When the man who helped introduce Elvis to America was asked where he wanted to promote his new rock 'n' roll book, "Cousin Brucie" Morrow told his publishers: "China." And then, after the legendary radio man who guided us through the '50s, '60s and '70s was done joshing (he's always joshing — a regular Rickles this guy), he added: "Tampa Bay." Why the Gulf Coast, coz? "Because all of my people are down there." • On Saturday, at the St. Petersburg Times Festival of Reading, the jabberjawing Cousin Brucie will discuss his new coffee-table book, Rock & Roll . . . And the Beat Goes On, a glossy 300-page compendium of the pop culture milestones the Brooklyn native lived, breathed and broadcast as a voice for such New York stations as WABC, WNBC and WCBS. (He also famously introduced the Beatles at their '66 Shea Stadium gig.) • At 72, Cousin Brucie now hosts vintage-rock shows on Sirius XM. Since I'll have the very cool honor of introducing the legendary chatmeister at the reading festival, I gave him a call to pick his brain about music's rich past. How did he greet me? "Hello, Cousin Sean!"
Elvis Presley credited you for spinning his songs and helping him conquer America. What fascinated you most about the King?

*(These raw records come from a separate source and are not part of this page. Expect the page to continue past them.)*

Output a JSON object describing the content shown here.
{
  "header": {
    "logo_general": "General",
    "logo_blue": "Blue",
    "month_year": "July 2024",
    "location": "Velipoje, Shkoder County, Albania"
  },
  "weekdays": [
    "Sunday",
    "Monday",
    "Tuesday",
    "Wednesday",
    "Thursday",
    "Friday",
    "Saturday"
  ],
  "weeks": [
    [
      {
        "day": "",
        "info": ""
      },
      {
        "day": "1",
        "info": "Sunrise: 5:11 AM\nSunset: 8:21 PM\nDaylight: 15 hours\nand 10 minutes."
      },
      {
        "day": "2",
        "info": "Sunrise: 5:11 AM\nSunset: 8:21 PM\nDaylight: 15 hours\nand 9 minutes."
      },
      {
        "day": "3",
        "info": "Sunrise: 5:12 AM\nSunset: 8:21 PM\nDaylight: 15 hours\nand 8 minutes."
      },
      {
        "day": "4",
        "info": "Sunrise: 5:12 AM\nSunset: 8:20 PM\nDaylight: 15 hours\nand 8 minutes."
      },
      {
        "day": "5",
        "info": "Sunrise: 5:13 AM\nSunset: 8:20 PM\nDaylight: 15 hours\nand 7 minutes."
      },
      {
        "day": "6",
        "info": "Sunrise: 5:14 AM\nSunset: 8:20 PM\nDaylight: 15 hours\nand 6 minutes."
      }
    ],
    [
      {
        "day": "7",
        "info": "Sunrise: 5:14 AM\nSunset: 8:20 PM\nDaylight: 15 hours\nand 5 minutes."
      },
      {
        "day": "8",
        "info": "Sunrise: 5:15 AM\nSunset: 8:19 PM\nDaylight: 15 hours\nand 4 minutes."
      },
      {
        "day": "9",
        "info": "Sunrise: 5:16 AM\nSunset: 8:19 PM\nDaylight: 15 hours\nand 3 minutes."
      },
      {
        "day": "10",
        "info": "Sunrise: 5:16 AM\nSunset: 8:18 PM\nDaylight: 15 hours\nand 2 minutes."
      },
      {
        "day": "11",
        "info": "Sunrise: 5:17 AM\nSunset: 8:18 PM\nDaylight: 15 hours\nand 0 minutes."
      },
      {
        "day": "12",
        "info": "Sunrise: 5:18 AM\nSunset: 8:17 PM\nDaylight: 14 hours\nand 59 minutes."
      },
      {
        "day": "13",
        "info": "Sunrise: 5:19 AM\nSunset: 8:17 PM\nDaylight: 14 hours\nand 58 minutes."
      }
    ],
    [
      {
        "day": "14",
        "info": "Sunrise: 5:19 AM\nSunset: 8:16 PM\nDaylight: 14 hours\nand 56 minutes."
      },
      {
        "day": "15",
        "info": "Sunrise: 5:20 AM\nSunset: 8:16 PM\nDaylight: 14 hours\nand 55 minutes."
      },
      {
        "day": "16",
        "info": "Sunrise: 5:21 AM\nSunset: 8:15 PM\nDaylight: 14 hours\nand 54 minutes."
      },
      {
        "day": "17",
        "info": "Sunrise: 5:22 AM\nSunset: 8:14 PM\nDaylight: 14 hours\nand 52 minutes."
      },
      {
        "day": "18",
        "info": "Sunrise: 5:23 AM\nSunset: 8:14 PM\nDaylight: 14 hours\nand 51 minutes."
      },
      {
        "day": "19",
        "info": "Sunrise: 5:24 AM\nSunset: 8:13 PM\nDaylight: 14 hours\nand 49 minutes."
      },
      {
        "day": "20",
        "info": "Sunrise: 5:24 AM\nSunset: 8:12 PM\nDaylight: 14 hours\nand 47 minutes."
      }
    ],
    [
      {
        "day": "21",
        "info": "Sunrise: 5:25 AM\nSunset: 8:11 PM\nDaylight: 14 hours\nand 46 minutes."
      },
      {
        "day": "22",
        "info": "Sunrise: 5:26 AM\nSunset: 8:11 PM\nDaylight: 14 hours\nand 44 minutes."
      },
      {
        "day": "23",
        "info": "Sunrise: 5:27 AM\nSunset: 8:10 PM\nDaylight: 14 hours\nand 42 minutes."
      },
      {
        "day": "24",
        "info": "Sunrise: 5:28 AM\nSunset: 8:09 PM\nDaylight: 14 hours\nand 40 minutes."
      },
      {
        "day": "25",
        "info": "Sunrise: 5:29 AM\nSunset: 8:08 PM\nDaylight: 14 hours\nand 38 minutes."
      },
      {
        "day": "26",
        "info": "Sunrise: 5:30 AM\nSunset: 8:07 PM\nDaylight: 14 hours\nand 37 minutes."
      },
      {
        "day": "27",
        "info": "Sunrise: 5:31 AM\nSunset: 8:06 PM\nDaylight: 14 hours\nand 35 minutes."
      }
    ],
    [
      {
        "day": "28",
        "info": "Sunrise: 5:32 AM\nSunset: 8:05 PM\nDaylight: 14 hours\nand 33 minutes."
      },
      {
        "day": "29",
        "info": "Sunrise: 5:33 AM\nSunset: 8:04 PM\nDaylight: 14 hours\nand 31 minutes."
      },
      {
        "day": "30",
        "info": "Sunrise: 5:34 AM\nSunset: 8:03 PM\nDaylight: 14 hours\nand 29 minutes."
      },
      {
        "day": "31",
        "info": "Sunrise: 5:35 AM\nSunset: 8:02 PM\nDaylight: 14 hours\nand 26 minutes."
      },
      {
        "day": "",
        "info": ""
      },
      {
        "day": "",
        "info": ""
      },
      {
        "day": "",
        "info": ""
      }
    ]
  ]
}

Elvis was the American Dream come true. He was a poor boy born in a poor home, and he got himself up and out. He stimulated our collective imagination. And let me say, if it wasn't for guys like Elvis and the Beatles and the Stones, we wouldn't be talking today.
Elvis wasn't the only rock god influenced by the radio star. In an epilogue of the new book, Billy Joel writes: "Music was the language of the land, and Cousin Brucie was the man with the mike — giving us the good news day after day for a teenage eternity. And it seemed to last forever."
A lot of modern pop is fluff, not meant to last longer than a hot, hazy summer. Why are many of today's young music fans more enamored with older music?
Listen, the '60s were all about real music. There wasn't a lot of technology. The music was about poetry, and poetry is life, right? Audiences are very sophisticated today. They want to hear something creative, something that refers to life, and the '60s were a turbulent, crazy, busy, scary decade. If we knew they were coming, we would have left!
(When asked to explain the popularity of Britney Spears, the midriffed queen of modern pop, Brucie says: "I think every little girl wants to be her. And every little boy wants to grab her. Including me!")
At the end of your new book, you list "Cousin Brucie's 250 Most Influential Artists," but you do it alphabetically. You chickened out! Time to take a stand: Give me your three top acts of all time.
You have to go with the Beatles as No. 1. Then Elvis Presley. Then the Rolling Stones. Is that too obvious? (He thinks for a second.) You know, if it wasn't for Buddy Holly, we wouldn't have rock 'n' roll.
(Once you get Cousin Brucie's mind cranking, it's tough to slow that sucker down. About this last question, he continues: "That's the thing about saying 'influential'! Who influenced the Beatles? I'm talking about James Brown, Chuck Berry! I could have listed 2,000 influences!")